__DATA IN THIS EXERCISE__.

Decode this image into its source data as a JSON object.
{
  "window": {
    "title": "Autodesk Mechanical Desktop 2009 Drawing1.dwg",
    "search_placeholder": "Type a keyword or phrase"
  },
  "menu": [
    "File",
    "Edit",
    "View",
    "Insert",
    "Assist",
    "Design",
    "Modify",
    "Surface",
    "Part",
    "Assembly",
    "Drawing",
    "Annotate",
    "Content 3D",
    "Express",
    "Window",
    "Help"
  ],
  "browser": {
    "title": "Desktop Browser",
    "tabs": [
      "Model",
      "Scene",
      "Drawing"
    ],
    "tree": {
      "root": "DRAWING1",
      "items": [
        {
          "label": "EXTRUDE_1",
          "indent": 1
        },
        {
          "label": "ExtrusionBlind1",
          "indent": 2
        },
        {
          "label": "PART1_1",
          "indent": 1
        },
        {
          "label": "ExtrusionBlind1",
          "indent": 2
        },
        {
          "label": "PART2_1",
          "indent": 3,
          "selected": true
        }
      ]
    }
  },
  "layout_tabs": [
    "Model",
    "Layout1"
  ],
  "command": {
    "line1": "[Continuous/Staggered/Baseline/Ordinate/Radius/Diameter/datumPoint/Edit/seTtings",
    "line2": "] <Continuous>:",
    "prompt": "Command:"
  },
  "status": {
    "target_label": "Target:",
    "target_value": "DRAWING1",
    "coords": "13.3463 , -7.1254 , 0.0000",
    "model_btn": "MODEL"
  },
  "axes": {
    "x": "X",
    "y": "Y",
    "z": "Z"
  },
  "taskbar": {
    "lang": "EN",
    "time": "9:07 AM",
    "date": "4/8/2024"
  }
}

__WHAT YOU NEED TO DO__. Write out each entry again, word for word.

__ANSWER BELOW__.
Decode this image into its source data as a JSON object.
{
  "window": {
    "title": "Autodesk Mechanical Desktop 2009 Drawing1.dwg",
    "search_placeholder": "Type a keyword or phrase"
  },
  "menu": [
    "File",
    "Edit",
    "View",
    "Insert",
    "Assist",
    "Design",
    "Modify",
    "Surface",
    "Part",
    "Assembly",
    "Drawing",
    "Annotate",
    "Content 3D",
    "Express",
    "Window",
    "Help"
  ],
  "browser": {
    "title": "Desktop Browser",
    "tabs": [
      "Model",
      "Scene",
      "Drawing"
    ],
    "tree": {
      "root": "DRAWING1",
      "items": [
        {
          "label": "EXTRUDE_1",
          "indent": 1
        },
        {
          "label": "ExtrusionBlind1",
          "indent": 2
        },
        {
          "label": "PART1_1",
          "indent": 1
        },
        {
          "label": "ExtrusionBlind1",
          "indent": 2
        },
        {
          "label": "PART2_1",
          "indent": 3,
          "selected": true
        }
      ]
    }
  },
  "layout_tabs": [
    "Model",
    "Layout1"
  ],
  "command": {
    "line1": "[Continuous/Staggered/Baseline/Ordinate/Radius/Diameter/datumPoint/Edit/seTtings",
    "line2": "] <Continuous>:",
    "prompt": "Command:"
  },
  "status": {
    "target_label": "Target:",
    "target_value": "DRAWING1",
    "coords": "13.3463 , -7.1254 , 0.0000",
    "model_btn": "MODEL"
  },
  "axes": {
    "x": "X",
    "y": "Y",
    "z": "Z"
  },
  "taskbar": {
    "lang": "EN",
    "time": "9:07 AM",
    "date": "4/8/2024"
  }
}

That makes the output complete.